Blockade of GLUT1 by WZB117 resensitizes breast cancer cells to adriamycin

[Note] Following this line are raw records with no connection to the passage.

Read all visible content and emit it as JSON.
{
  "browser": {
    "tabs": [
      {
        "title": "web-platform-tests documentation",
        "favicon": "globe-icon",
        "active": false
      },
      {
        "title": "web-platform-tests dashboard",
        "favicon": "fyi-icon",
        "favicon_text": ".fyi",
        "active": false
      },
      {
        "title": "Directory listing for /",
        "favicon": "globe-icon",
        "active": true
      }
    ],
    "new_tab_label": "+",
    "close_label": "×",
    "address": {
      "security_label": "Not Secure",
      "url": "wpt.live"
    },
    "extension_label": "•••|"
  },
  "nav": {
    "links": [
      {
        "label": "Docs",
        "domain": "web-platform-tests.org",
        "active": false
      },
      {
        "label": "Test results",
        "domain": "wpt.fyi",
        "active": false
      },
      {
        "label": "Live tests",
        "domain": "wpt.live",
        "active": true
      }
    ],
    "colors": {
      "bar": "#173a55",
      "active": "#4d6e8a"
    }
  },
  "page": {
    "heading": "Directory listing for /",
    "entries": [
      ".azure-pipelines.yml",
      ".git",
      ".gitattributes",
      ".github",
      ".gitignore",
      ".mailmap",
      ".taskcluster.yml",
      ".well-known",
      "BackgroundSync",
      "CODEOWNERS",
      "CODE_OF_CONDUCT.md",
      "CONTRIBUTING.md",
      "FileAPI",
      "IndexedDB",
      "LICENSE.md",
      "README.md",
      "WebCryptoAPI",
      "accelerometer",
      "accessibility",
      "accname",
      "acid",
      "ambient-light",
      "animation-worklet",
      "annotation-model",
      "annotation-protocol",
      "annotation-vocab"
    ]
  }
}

The tolerance to adriamycin of cancer as a common and stubborn obstacle occurred during curing breast cancer patients needs to be overcome. In the present study, we explored whether inhibiting the glucose transporter 1 (GLUT1) could restore the activity of adriamycin in breast cancer cell line MCF-7 resistant to adriamycin and the possible underlying mechanisms. Adriamycin-resistant cell line MCF-7/ADR was selected stepwise from the parental MCF-7 cells and the level of GLUT1 was measured. Then, the MCF-7/ADR cells were incubated with adriamycin, WZB117 (a specific GLUT1 inhibitor), or both. The viability, proliferation and apoptosis of cells and the level of glucose and lactate were measured, respectively. Finally, the cytosolic and mitochondrial proteins were isolated and the activity of the adenosine monophosphate-activated protein kinase (AMPK)/phosphorylated AMPK, mammalian target of rapamycin (mTOR)/phosphorylated mTOR, and apoptotic-related protein BCL-2-associated X protein (BAX), Bcl-2 was assayed by western blot. We found that WZB117 resensitized MCF-7/ADR to adriamycin and increased BAX translocated to mitochondria, which through activation of AMPK and inhibition of mTOR in a high probability. Inhibition of the GLUT1 could partially restore the antineoplastic effects of adriamycin in the adriamycin-resistant MCF-7 cell line possibly through activating the AMPK, downregulating the mTOR pathway, and increasing the BAX translocation to mitochondria.